Broadly speaking, BIM is something of an umbrella term that relates to both the methods employed to design using digital modelling, and the way in which collective data, inherent with any construction project, is formatted and shared. Its purpose is to ensure that the whole life management of the facility, from its initial design all the way through to its eventual decommission or demolition, is made as efficient and cost effective as possible. In truth BIM is as much a road map as it is a design tool.
Working in line with BIM from the outset of a project, a 3D representation of the finished structure is created. This is so accurate it can be used to prove all aspects of construction and long term performance before so much as a shovel hits the ground. The virtual finished product is called a BIM model and is made up of all the components that will be used in its physical construction. If it’s a regular building, a school or office block for example, that will include all the usual things you’d expect like bricks, doors & windows, thermal insulation, steelwork, pipework, HVAC, plant & switch gear, sanitary ware, luminaires, controls, ceilings, furniture, floor coverings and even the paint on the walls – the list is almost endless. These individual items are called BIM objects and can be likened to the pieces of a jigsaw; of limited use on their own, but collectively and interactively a very powerful resource for all connected with a project to interrogate, manipulate and share.
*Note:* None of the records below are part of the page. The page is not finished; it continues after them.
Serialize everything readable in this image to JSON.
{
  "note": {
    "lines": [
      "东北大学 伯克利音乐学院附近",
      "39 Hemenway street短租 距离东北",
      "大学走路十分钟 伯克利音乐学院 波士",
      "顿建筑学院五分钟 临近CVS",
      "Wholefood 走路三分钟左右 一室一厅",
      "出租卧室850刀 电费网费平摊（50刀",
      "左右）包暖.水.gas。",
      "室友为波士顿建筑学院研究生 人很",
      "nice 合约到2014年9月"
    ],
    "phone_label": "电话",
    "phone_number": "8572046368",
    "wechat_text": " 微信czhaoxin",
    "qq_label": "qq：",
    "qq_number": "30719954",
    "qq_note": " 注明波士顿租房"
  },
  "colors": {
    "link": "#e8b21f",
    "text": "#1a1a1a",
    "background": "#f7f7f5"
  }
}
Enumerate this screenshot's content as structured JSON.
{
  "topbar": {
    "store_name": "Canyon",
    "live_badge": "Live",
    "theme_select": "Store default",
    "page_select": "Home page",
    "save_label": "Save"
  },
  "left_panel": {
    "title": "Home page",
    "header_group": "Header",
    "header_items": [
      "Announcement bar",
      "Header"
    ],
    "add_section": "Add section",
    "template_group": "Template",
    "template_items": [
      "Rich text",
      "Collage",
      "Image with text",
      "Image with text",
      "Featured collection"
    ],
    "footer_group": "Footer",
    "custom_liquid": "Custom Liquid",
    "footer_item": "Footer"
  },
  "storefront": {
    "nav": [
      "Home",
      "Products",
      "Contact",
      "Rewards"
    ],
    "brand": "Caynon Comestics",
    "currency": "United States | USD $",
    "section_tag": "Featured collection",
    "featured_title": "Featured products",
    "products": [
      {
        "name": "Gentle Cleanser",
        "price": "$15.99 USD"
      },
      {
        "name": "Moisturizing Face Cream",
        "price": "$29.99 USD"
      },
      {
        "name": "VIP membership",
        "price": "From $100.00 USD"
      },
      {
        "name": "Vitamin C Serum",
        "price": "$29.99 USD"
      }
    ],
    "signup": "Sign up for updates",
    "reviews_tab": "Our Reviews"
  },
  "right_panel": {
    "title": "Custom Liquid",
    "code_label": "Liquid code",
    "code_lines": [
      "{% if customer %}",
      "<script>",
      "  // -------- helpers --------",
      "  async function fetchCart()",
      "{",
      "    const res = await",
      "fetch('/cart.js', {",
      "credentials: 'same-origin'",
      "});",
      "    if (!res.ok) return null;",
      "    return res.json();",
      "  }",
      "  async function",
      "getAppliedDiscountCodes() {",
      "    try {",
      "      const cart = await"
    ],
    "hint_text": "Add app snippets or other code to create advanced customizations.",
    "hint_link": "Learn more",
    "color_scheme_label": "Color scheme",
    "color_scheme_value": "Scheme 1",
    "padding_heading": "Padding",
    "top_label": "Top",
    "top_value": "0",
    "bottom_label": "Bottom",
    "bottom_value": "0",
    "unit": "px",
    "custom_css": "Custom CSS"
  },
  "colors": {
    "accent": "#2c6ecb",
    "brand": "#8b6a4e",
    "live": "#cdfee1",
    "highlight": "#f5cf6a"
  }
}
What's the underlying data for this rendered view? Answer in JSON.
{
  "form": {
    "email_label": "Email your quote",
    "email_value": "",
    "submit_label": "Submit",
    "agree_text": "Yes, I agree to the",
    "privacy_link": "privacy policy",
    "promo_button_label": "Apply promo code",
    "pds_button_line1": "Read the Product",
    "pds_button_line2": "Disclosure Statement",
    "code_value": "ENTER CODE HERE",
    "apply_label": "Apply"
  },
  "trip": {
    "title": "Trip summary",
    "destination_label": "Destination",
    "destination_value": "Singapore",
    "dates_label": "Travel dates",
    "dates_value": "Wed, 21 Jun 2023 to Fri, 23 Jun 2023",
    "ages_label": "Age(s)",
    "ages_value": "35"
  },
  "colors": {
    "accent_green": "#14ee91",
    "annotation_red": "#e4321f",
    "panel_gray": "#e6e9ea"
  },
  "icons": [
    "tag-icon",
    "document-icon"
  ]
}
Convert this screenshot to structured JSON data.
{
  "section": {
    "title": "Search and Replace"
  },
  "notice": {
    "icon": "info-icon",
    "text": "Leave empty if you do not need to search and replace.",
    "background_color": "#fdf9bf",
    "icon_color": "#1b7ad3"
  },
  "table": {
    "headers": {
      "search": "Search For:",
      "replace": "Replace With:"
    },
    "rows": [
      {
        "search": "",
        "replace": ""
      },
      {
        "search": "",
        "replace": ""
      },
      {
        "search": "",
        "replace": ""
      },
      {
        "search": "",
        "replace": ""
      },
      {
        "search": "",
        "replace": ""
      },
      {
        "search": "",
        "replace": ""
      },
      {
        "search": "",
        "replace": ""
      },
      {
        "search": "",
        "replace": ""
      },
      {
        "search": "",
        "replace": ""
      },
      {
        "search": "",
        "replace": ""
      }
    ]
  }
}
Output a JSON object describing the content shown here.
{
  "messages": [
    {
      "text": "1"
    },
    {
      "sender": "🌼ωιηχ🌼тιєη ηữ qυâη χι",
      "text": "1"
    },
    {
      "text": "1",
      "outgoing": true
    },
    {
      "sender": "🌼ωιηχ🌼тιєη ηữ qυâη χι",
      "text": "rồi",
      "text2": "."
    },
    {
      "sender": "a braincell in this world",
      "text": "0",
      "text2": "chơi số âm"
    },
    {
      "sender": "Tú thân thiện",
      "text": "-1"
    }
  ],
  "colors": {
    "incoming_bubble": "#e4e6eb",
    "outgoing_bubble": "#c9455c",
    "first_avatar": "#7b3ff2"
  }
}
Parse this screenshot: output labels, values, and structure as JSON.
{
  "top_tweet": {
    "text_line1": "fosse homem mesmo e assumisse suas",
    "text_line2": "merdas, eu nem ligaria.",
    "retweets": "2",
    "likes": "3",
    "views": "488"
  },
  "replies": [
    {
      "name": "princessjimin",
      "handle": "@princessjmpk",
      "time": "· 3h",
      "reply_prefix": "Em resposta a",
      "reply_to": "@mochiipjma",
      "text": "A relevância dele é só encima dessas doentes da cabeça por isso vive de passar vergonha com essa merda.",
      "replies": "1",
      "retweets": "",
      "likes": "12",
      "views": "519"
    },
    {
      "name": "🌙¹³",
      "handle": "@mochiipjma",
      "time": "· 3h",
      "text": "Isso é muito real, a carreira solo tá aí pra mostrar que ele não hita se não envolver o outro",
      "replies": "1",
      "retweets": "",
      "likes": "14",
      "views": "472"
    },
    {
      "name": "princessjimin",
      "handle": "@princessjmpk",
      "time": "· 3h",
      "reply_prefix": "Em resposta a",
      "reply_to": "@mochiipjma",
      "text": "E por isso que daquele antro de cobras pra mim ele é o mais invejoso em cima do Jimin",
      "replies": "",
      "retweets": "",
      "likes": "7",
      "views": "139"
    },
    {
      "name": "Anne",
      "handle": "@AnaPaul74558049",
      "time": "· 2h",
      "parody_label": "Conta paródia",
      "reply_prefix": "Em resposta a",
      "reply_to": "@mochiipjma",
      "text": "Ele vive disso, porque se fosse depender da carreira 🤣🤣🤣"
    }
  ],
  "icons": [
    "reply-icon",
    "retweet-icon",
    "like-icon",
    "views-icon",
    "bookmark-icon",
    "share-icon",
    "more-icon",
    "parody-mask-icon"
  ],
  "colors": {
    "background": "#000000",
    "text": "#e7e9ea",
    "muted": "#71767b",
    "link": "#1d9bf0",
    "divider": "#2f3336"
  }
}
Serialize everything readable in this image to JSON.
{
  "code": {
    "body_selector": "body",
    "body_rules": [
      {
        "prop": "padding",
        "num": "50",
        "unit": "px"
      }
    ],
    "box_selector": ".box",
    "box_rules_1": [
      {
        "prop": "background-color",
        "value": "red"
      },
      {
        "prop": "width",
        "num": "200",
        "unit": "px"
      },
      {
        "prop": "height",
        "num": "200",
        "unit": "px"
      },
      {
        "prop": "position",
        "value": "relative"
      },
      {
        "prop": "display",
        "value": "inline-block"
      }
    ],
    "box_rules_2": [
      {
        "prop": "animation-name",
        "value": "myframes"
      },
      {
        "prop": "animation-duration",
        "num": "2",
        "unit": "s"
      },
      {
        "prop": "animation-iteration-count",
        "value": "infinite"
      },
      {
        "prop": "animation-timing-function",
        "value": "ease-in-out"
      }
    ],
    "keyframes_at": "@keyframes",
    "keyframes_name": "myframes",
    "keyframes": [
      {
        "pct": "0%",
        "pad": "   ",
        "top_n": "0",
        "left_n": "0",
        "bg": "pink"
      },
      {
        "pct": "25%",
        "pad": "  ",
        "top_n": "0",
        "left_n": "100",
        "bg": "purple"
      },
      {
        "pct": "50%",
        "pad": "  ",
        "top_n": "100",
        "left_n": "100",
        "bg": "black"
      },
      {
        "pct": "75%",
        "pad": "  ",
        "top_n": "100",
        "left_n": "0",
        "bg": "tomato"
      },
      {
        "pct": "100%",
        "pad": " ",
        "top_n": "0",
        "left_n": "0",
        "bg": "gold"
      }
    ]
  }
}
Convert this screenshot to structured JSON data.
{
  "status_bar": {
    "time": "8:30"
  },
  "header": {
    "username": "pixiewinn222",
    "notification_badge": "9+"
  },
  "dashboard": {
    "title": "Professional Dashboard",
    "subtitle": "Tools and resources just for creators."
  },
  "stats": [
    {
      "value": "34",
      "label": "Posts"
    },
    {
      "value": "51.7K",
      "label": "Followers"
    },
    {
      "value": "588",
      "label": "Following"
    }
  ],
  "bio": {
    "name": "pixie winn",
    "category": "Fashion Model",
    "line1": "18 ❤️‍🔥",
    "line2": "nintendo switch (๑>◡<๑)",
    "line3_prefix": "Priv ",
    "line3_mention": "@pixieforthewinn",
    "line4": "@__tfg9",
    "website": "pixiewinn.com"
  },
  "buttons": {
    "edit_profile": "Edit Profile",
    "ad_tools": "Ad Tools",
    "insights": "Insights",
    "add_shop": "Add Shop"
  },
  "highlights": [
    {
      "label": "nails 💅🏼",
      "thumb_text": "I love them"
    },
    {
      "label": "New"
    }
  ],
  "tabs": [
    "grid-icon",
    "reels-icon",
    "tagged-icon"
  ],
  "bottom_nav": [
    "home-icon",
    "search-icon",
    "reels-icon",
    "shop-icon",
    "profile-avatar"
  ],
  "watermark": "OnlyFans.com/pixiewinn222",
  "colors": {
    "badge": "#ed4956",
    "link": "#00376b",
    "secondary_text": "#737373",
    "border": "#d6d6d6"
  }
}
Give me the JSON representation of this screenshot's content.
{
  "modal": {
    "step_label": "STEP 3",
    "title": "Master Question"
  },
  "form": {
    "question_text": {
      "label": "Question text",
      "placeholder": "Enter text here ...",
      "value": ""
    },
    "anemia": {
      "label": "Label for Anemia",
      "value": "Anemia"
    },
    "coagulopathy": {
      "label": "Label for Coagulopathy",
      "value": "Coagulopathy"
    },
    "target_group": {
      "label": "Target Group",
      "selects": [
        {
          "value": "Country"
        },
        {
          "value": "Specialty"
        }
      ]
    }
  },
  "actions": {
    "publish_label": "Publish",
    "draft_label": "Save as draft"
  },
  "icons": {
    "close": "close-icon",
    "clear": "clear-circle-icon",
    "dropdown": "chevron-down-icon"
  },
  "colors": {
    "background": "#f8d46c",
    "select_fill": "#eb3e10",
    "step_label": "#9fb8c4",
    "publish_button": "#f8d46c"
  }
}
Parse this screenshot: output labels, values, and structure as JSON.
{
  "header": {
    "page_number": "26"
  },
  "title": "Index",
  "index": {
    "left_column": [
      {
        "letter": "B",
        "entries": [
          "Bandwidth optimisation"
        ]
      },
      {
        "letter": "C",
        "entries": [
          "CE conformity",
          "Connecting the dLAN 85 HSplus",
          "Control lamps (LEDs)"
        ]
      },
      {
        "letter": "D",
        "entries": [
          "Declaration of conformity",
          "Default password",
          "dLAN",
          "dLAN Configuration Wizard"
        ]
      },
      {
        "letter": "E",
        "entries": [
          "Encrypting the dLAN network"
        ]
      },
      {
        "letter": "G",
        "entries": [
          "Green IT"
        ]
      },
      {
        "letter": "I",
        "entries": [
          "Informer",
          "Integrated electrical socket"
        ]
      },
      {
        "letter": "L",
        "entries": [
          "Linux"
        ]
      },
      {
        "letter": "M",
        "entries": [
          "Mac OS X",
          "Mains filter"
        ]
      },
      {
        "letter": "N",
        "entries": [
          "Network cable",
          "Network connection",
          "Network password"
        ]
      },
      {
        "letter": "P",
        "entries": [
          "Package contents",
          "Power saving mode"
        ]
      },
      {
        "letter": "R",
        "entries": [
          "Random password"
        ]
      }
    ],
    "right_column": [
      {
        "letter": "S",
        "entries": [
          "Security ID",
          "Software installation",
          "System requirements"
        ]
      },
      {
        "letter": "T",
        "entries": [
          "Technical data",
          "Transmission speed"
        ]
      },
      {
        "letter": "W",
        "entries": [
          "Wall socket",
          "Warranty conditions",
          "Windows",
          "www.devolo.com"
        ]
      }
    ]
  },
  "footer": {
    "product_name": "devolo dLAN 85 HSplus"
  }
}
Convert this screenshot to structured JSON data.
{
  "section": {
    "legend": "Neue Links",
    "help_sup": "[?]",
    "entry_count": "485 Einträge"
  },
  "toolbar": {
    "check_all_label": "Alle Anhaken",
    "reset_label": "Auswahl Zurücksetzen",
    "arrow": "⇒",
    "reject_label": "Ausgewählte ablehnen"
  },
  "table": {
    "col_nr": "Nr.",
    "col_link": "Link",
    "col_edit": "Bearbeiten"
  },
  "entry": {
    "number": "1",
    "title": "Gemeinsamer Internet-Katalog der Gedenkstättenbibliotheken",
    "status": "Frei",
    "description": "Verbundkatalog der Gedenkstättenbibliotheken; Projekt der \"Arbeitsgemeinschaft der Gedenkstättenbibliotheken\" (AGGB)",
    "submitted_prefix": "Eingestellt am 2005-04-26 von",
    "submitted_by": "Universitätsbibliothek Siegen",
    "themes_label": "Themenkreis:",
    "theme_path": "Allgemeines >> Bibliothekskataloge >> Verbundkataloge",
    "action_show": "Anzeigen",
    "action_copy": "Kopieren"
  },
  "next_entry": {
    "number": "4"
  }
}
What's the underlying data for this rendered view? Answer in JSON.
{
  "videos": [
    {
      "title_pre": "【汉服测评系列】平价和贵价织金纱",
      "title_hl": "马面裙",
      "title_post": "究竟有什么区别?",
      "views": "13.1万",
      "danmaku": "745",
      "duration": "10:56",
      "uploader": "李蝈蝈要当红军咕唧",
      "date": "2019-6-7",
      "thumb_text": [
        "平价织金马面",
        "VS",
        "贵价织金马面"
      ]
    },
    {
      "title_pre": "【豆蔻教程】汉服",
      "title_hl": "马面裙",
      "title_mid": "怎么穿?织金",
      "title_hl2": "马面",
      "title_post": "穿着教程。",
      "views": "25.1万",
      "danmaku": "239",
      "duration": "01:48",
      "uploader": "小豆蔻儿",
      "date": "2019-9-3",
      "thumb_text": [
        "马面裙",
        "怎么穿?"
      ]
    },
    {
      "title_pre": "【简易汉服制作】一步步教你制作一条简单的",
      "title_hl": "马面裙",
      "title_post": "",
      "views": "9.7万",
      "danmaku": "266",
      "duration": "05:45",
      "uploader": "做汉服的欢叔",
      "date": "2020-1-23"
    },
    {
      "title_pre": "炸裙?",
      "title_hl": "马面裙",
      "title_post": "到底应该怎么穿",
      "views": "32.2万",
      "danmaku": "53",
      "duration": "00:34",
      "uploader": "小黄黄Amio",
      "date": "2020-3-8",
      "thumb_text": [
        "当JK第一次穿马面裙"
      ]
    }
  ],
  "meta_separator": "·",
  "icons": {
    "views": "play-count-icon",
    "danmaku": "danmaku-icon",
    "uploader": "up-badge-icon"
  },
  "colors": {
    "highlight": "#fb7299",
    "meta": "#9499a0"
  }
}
Each BIM object is a multifaceted bundle of data comprising 2D and 3D representations of the product, dimensional information including any additional clearances that may be required during install or to operate safely and correctly, performance & technical data and the manufacturer’s details. Some of this information is delivered in CAD form, Revit being adopted in the UK as the platform of choice, with additional supporting documentation utilising PDF and Excel formats as required. This standardisation of product information across the board means that architects, building consultants, main contractors, sub-contractors, end users, clients etc. are all working with the same information, laid out in exactly the same way and using the same software. The result, in theory at least, being unrestricted collaboration between all disciplines and a joined up decision making process that’s more informed than ever before.